• **WORK ORDER**
Check each line of the records below and collect those that include the word "shortcut".

• **STORED DATA**
———
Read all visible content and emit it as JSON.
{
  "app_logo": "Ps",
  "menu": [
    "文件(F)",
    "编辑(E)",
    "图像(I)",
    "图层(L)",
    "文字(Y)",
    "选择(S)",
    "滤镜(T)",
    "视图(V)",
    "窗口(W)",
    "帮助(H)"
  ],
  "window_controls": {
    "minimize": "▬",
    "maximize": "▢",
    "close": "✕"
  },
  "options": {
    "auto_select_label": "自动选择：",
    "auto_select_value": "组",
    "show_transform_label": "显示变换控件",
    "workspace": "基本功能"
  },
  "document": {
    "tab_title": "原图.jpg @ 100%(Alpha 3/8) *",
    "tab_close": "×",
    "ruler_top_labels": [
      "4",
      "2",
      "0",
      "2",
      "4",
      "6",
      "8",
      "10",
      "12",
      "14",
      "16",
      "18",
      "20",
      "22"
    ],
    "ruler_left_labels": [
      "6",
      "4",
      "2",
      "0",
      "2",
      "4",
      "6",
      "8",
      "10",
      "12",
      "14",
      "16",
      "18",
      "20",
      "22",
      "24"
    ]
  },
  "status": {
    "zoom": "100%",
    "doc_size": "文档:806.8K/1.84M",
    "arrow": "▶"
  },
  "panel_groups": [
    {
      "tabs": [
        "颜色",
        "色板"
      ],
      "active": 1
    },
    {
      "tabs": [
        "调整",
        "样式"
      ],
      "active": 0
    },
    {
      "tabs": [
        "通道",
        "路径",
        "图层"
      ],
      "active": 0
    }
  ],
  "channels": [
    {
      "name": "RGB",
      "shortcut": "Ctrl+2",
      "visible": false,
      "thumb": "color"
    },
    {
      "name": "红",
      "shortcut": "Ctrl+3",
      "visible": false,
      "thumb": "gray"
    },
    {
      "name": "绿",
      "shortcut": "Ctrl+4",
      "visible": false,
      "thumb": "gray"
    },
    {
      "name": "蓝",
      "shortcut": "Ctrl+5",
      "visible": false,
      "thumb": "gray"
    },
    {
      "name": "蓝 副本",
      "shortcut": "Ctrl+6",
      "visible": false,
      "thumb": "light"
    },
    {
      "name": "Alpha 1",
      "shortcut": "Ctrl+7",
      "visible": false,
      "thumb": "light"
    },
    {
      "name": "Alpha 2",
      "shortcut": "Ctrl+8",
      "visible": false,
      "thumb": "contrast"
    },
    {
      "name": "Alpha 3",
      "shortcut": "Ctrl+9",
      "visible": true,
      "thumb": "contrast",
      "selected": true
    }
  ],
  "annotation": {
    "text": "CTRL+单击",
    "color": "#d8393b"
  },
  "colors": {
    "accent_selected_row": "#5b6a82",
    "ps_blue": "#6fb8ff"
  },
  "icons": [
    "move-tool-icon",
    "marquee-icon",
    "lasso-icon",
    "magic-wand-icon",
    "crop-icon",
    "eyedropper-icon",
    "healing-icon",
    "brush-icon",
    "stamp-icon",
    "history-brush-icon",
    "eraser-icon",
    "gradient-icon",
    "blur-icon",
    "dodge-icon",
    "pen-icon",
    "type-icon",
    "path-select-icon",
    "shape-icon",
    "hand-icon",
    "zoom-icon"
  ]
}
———
• **RESPONSE TO THE TASK**
      "shortcut": "Ctrl+2",
      "shortcut": "Ctrl+3",
      "shortcut": "Ctrl+4",
      "shortcut": "Ctrl+5",
      "shortcut": "Ctrl+6",
      "shortcut": "Ctrl+7",
      "shortcut": "Ctrl+8",
      "shortcut": "Ctrl+9",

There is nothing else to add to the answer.